2009 Fiction (Audio Book)
Thirteen Moons by Charles Frazier
Water for Elephants by Sara Gruen
Things Hidden: Scripture as Spirituality by Richard Rohr
2009 Nonfiction (Audio Book)
The Monster of Florence by Douglas Preston and Mario Spezi
Abraham: A Journey to the Heart of Three Faiths by Bruce Feiler
Wednesday, December 30, 2009
Saturday, December 26, 2009
For 22 consecutive days in the spring of 1993, Sarajevo Opera cellist Vedran Smailovic dressed in his tuxedo at midday. Carrying his black cello case and a straight-backed chair, he made the perilous journey from his apartment to a downtown street. It was there that 22 of his closest friends had died when a Serbian artillery shell landed in their midst. The Bosnian War had filled local soccer fields with hastily dug gravesites. Most markers bore the death dates, 1992 or 1993.
Unable to stop the madness that had ripped apart the former
On one of those days, at the end of his lonely concert, he opened his eyes and saw the American singer and peace activist Joan Baez standing reverently at his side. They embraced, brother and sister united in a seemingly futile cause. As Smailovic packed his instrument and prepared to leave, Baez hesitated, then sat in his empty chair. Closing her eyes, she sang a heartfelt “Amazing Grace,” whose lyrics echoed Albinoni’s funereal mood. As her crystalline voice pierced the bystanders’ hearts, she blotted her tears with her sleeve.
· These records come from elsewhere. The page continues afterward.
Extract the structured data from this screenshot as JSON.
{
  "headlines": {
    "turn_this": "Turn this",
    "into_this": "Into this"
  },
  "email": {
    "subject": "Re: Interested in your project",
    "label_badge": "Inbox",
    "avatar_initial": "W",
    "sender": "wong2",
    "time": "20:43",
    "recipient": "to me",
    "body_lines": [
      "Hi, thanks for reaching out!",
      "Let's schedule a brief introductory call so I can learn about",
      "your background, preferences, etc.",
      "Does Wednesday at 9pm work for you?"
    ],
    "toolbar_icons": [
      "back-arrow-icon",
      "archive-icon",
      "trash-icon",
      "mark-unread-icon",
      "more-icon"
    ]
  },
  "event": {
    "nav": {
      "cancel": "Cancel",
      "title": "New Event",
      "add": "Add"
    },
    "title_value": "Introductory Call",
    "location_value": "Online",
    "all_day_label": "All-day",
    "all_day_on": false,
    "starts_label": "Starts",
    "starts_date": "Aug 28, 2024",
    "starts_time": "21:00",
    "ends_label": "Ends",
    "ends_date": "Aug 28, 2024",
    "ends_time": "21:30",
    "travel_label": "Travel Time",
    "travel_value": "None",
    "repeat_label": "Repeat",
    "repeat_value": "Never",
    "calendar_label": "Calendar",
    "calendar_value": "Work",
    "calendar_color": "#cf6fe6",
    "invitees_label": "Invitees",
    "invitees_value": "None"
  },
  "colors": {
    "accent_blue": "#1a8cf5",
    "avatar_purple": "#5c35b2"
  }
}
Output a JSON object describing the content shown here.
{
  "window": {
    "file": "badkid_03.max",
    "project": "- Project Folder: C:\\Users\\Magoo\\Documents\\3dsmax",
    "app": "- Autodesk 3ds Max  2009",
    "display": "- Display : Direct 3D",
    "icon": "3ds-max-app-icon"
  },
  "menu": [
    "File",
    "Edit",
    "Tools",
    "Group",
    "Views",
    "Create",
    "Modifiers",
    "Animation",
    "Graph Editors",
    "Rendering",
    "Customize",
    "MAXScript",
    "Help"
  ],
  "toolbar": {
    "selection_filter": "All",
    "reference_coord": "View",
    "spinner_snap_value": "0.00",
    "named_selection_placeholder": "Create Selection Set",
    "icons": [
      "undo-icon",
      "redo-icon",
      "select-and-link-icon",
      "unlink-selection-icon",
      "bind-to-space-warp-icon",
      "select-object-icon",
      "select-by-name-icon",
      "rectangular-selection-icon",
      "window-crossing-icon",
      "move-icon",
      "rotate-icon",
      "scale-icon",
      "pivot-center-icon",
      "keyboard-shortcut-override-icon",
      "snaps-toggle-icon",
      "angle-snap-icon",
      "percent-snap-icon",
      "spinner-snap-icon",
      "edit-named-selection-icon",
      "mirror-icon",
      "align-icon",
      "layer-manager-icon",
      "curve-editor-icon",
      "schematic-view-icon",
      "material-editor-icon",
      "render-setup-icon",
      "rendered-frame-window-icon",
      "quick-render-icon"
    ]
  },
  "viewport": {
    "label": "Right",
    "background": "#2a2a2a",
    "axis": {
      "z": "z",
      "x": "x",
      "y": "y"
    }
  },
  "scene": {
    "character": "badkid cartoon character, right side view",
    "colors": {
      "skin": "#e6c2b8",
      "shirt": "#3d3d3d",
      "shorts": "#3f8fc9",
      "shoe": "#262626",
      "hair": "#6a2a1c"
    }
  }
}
My daily challenge is to do something to make a positive difference in the world, even if it seems insignificant amid the deadening weight of the day’s headline stories.